> [EXERCISE GOAL]: Locate the word "JSON" in the entries below, then gather every line that holds it.

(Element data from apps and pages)

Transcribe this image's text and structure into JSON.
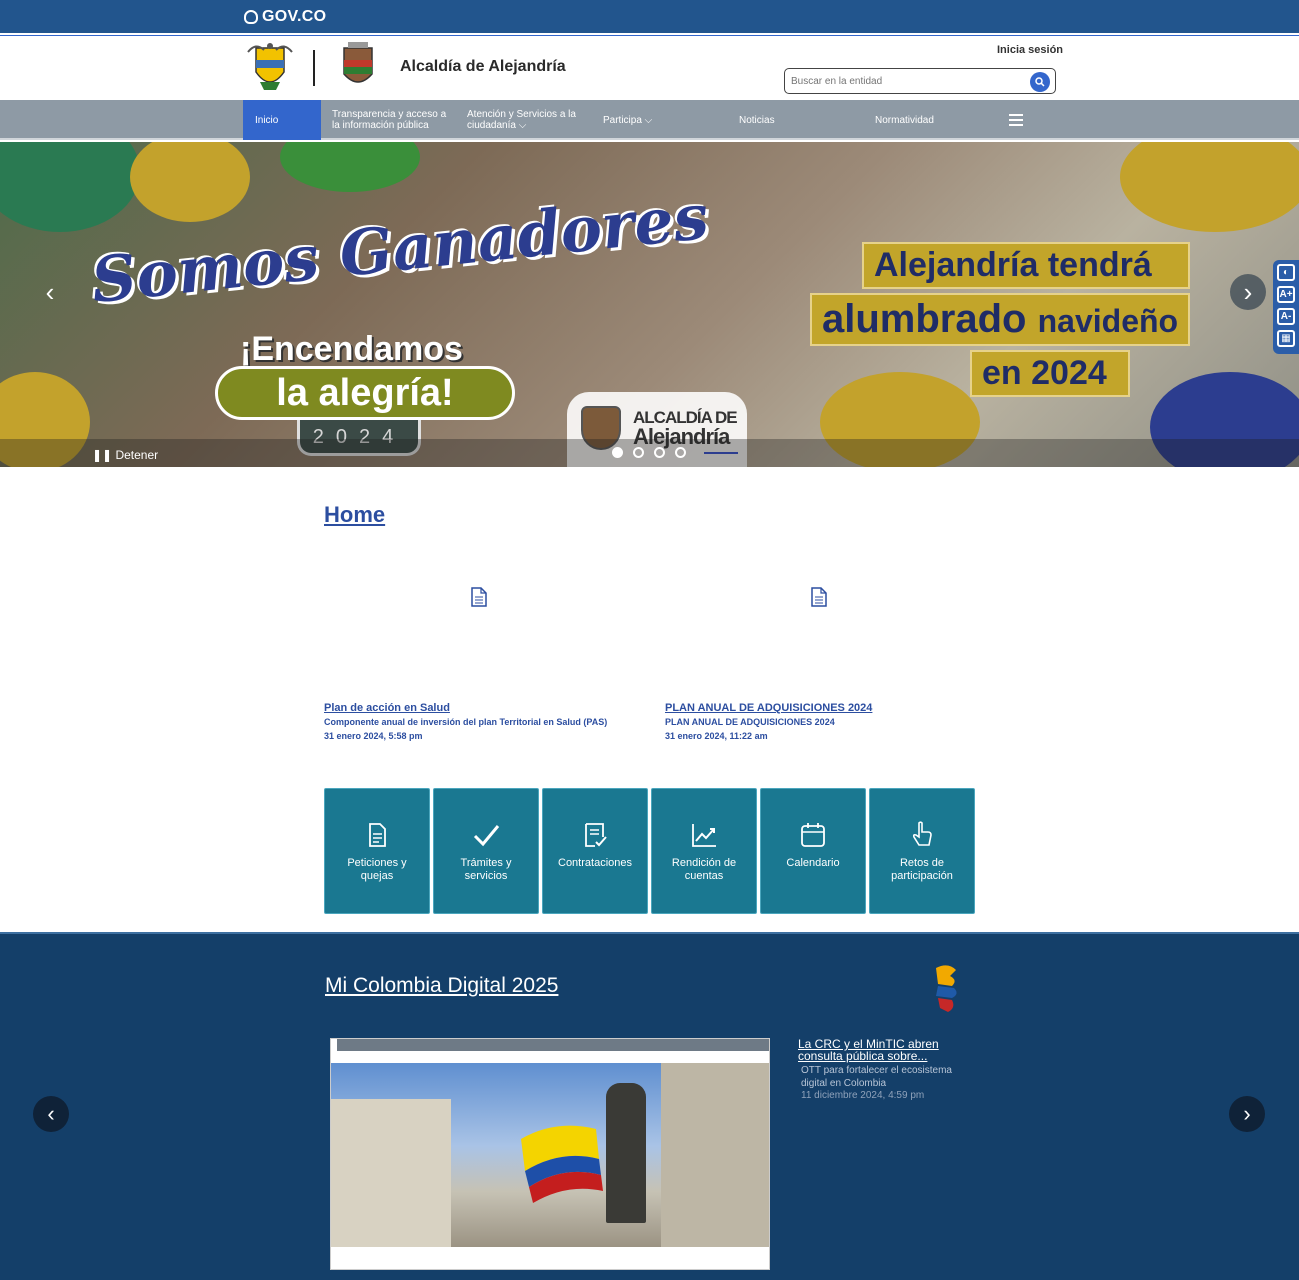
{
  "govbar": {
    "brand": "GOV.CO"
  },
  "header": {
    "site_name": "Alcaldía de Alejandría",
    "login": "Inicia sesión",
    "search_placeholder": "Buscar en la entidad"
  },
  "nav": {
    "items": [
      {
        "label": "Inicio"
      },
      {
        "label": "Transparencia y acceso a la información pública"
      },
      {
        "label": "Atención y Servicios a la ciudadanía ⌵"
      },
      {
        "label": "Participa ⌵"
      },
      {
        "label": "Noticias"
      },
      {
        "label": "Normatividad"
      }
    ]
  },
  "hero": {
    "script_text": "Somos Ganadores",
    "tagline_1": "¡Encendamos",
    "tagline_2": "la alegría!",
    "year": "2024",
    "headline_1": "Alejandría tendrá",
    "headline_2a": "alumbrado",
    "headline_2b": "navideño",
    "headline_3": "en 2024",
    "badge_1": "ALCALDÍA DE",
    "badge_2": "Alejandría",
    "stop_label": "Detener",
    "slides_total": 4,
    "active_slide": 1
  },
  "accessibility": {
    "buttons": [
      {
        "label": "◐"
      },
      {
        "label": "A+"
      },
      {
        "label": "A-"
      },
      {
        "label": "▦"
      }
    ]
  },
  "home": {
    "title": "Home",
    "cards": [
      {
        "title": "Plan de acción en Salud",
        "subtitle": "Componente anual de inversión del plan Territorial en Salud (PAS)",
        "date": "31 enero 2024, 5:58 pm"
      },
      {
        "title": "PLAN ANUAL DE ADQUISICIONES 2024",
        "subtitle": "PLAN ANUAL DE ADQUISICIONES 2024",
        "date": "31 enero 2024, 11:22 am"
      }
    ]
  },
  "tiles": [
    {
      "label": "Peticiones y quejas",
      "icon": "document-icon"
    },
    {
      "label": "Trámites y servicios",
      "icon": "check-icon"
    },
    {
      "label": "Contrataciones",
      "icon": "contract-icon"
    },
    {
      "label": "Rendición de cuentas",
      "icon": "chart-icon"
    },
    {
      "label": "Calendario",
      "icon": "calendar-icon"
    },
    {
      "label": "Retos de participación",
      "icon": "hand-pointer-icon"
    }
  ],
  "digital": {
    "title": "Mi Colombia Digital 2025",
    "news_title": "La CRC y el MinTIC abren consulta pública sobre...",
    "news_subtitle": "OTT para fortalecer el ecosistema digital en Colombia",
    "news_date": "11 diciembre 2024, 4:59 pm"
  },
  "colors": {
    "govbar": "#22558d",
    "nav": "#8e9aa5",
    "active": "#3366cc",
    "tile": "#1a7891",
    "digital_bg": "#143f69"
  }
}
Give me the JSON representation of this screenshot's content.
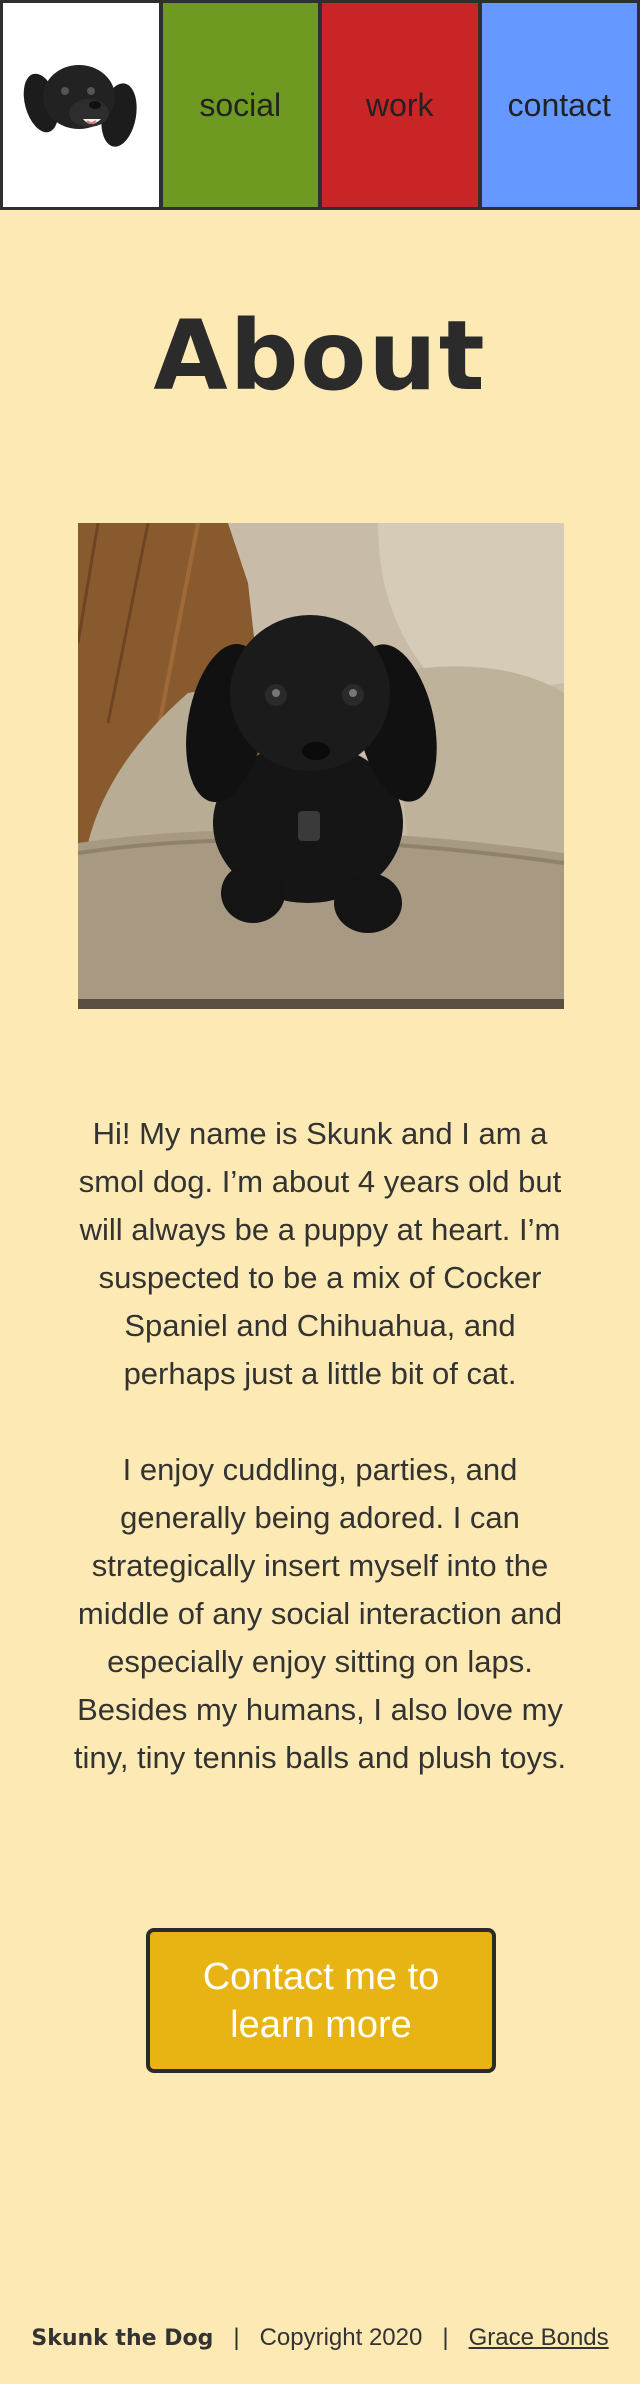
{
  "nav": {
    "logo_icon": "dog-head-logo",
    "items": [
      {
        "label": "social",
        "color": "#6f9a22"
      },
      {
        "label": "work",
        "color": "#c92426"
      },
      {
        "label": "contact",
        "color": "#6699ff"
      }
    ]
  },
  "page": {
    "title": "About",
    "photo_icon": "dog-photo"
  },
  "bio": {
    "paragraph_1": "Hi! My name is Skunk and I am a smol dog. I’m about 4 years old but will always be a puppy at heart. I’m suspected to be a mix of Cocker Spaniel and Chihuahua, and perhaps just a little bit of cat.",
    "paragraph_2": "I enjoy cuddling, parties, and generally being adored. I can strategically insert myself into the middle of any social interaction and especially enjoy sitting on laps. Besides my humans, I also love my tiny, tiny tennis balls and plush toys."
  },
  "cta": {
    "label": "Contact me to learn more",
    "color": "#e8b414"
  },
  "footer": {
    "brand": "Skunk the Dog",
    "separator": "|",
    "copyright": "Copyright 2020",
    "author_link": "Grace Bonds"
  },
  "colors": {
    "background": "#fde9b3",
    "text": "#2b2b2b"
  }
}
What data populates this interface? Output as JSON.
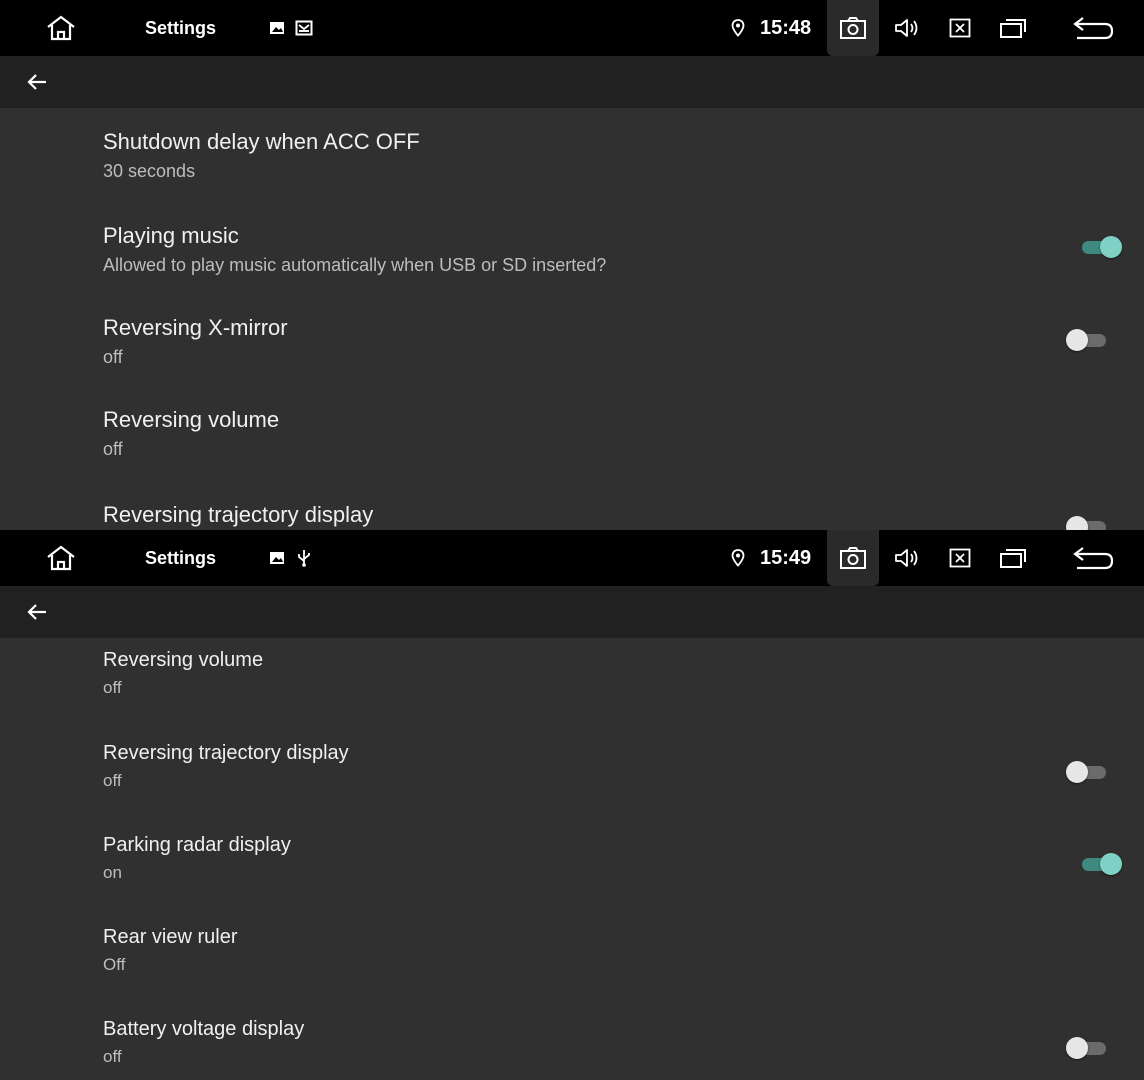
{
  "top_screen": {
    "status": {
      "title": "Settings",
      "time": "15:48",
      "icons": [
        "home-icon",
        "image-icon",
        "mail-icon",
        "location-icon",
        "camera-icon",
        "volume-icon",
        "close-box-icon",
        "recent-apps-icon",
        "back-icon"
      ]
    },
    "items": [
      {
        "title": "Shutdown delay when ACC OFF",
        "summary": "30 seconds"
      },
      {
        "title": "Playing music",
        "summary": "Allowed to play music automatically when USB or SD inserted?",
        "toggle": "on"
      },
      {
        "title": "Reversing X-mirror",
        "summary": "off",
        "toggle": "off"
      },
      {
        "title": "Reversing volume",
        "summary": "off"
      },
      {
        "title": "Reversing trajectory display",
        "toggle": "off"
      }
    ]
  },
  "bottom_screen": {
    "status": {
      "title": "Settings",
      "time": "15:49",
      "icons": [
        "home-icon",
        "image-icon",
        "usb-icon",
        "location-icon",
        "camera-icon",
        "volume-icon",
        "close-box-icon",
        "recent-apps-icon",
        "back-icon"
      ]
    },
    "items": [
      {
        "title": "Reversing volume",
        "summary": "off"
      },
      {
        "title": "Reversing trajectory display",
        "summary": "off",
        "toggle": "off"
      },
      {
        "title": "Parking radar display",
        "summary": "on",
        "toggle": "on"
      },
      {
        "title": "Rear view ruler",
        "summary": "Off"
      },
      {
        "title": "Battery voltage display",
        "summary": "off",
        "toggle": "off"
      }
    ]
  },
  "colors": {
    "background": "#303030",
    "appbar": "#212121",
    "statusbar": "#000000",
    "accent": "#7fd1c5"
  }
}
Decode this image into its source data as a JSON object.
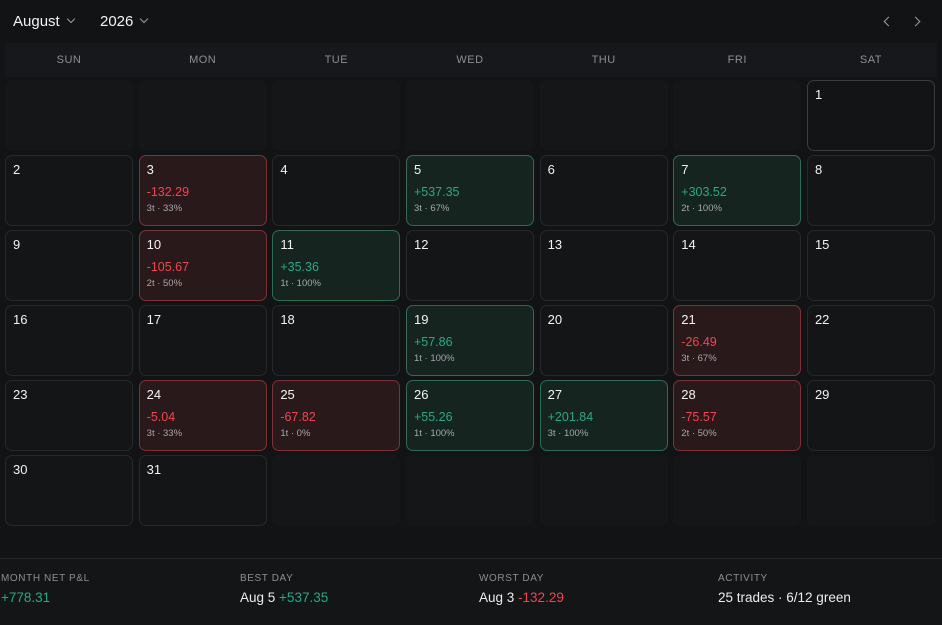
{
  "header": {
    "month": "August",
    "year": "2026"
  },
  "weekdays": [
    "SUN",
    "MON",
    "TUE",
    "WED",
    "THU",
    "FRI",
    "SAT"
  ],
  "calendar": {
    "leading_empty": 6,
    "days": [
      {
        "day": "1"
      },
      {
        "day": "2"
      },
      {
        "day": "3",
        "pnl": "-132.29",
        "meta": "3t · 33%",
        "result": "loss"
      },
      {
        "day": "4"
      },
      {
        "day": "5",
        "pnl": "+537.35",
        "meta": "3t · 67%",
        "result": "win"
      },
      {
        "day": "6"
      },
      {
        "day": "7",
        "pnl": "+303.52",
        "meta": "2t · 100%",
        "result": "win"
      },
      {
        "day": "8"
      },
      {
        "day": "9"
      },
      {
        "day": "10",
        "pnl": "-105.67",
        "meta": "2t · 50%",
        "result": "loss"
      },
      {
        "day": "11",
        "pnl": "+35.36",
        "meta": "1t · 100%",
        "result": "win"
      },
      {
        "day": "12"
      },
      {
        "day": "13"
      },
      {
        "day": "14"
      },
      {
        "day": "15"
      },
      {
        "day": "16"
      },
      {
        "day": "17"
      },
      {
        "day": "18"
      },
      {
        "day": "19",
        "pnl": "+57.86",
        "meta": "1t · 100%",
        "result": "win"
      },
      {
        "day": "20"
      },
      {
        "day": "21",
        "pnl": "-26.49",
        "meta": "3t · 67%",
        "result": "loss"
      },
      {
        "day": "22"
      },
      {
        "day": "23"
      },
      {
        "day": "24",
        "pnl": "-5.04",
        "meta": "3t · 33%",
        "result": "loss"
      },
      {
        "day": "25",
        "pnl": "-67.82",
        "meta": "1t · 0%",
        "result": "loss"
      },
      {
        "day": "26",
        "pnl": "+55.26",
        "meta": "1t · 100%",
        "result": "win"
      },
      {
        "day": "27",
        "pnl": "+201.84",
        "meta": "3t · 100%",
        "result": "win"
      },
      {
        "day": "28",
        "pnl": "-75.57",
        "meta": "2t · 50%",
        "result": "loss"
      },
      {
        "day": "29"
      },
      {
        "day": "30"
      },
      {
        "day": "31"
      }
    ],
    "trailing_empty": 5
  },
  "summary": {
    "net_label": "MONTH NET P&L",
    "net_value": "+778.31",
    "best_label": "BEST DAY",
    "best_date": "Aug 5",
    "best_value": "+537.35",
    "worst_label": "WORST DAY",
    "worst_date": "Aug 3",
    "worst_value": "-132.29",
    "activity_label": "ACTIVITY",
    "activity_value": "25 trades · 6/12 green"
  },
  "colors": {
    "background": "#121315",
    "positive": "#2aa884",
    "negative": "#f0444f"
  }
}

> [RESULT FOR THIS EXERCISE]:
Transcribe this image's text and structure into JSON.
Give me the JSON representation of this screenshot's content.
What data populates this interface? Output as JSON.
Decode this image into its source data as a JSON object.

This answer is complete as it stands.